Well, here's a neat Type 11 (at least, that's what Hyper Kitten's On-Line Stanley Bench Plane Type Study tells me it is) that I got from Ebay last year. From the patent dates, and lever cap hole I believe it's one of those "tall handled" type 11s you hear about. And the online type study seems to confirm that. It appears to have a rosewood tote and knob although the tote looks like it was stained. But from what I could see when I disassembled it, it's definitely rosewood.
Aside from some surface rust and staining on the sole, It was in pretty decent shape. The original iron was so pitted that I ended up ditching it and installing a new Stanley iron I had laying around.
I just wire brushed the rusty parts and flattened the sole on my lapping plate. And as far as flattening the sole, not much was needed. I applied DyeChem and gave it a couple passes on the sandpaper. Pretty much all of the blue was removed in those first passes. That tells me that the sole it pretty darn flat. I confirmed this with my straight edge. The fact that some of the staining remained doesn't really bother me. I've gotten to the point that this kinda stuff doesn't bug me as long as it doesn't hurt the performance.

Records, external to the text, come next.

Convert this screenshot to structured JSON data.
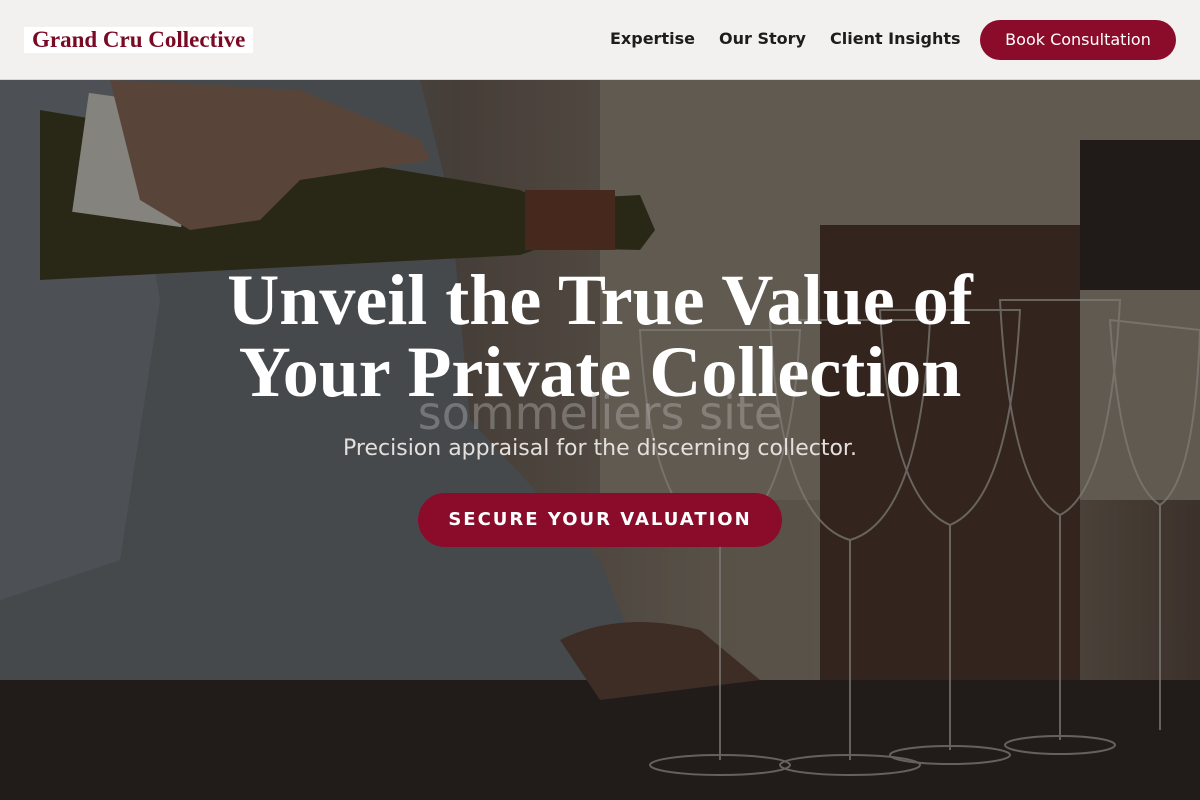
{
  "brand": {
    "name": "Grand Cru Collective",
    "accent": "#8a0b2a"
  },
  "nav": {
    "items": [
      {
        "label": "Expertise"
      },
      {
        "label": "Our Story"
      },
      {
        "label": "Client Insights"
      }
    ],
    "cta_label": "Book Consultation"
  },
  "hero": {
    "headline_line1": "Unveil the True Value of",
    "headline_line2": "Your Private Collection",
    "watermark": "sommeliers site",
    "subheadline": "Precision appraisal for the discerning collector.",
    "cta_label": "SECURE YOUR VALUATION",
    "image_subject": "wine-pouring-photo"
  }
}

After I sharpened and honed the iron with a slight camber, I tried out this gem of a smoother on some tricky grained ambrosia maple. From what I've seen, this wood can be a real PAIN to plane. I think it's a combination of the "softness" and the reversing grain. As you can see, I was getting some nice full width shavings. After that I tried it out on some walnut. I think you get the picture!
Thanks for viewing!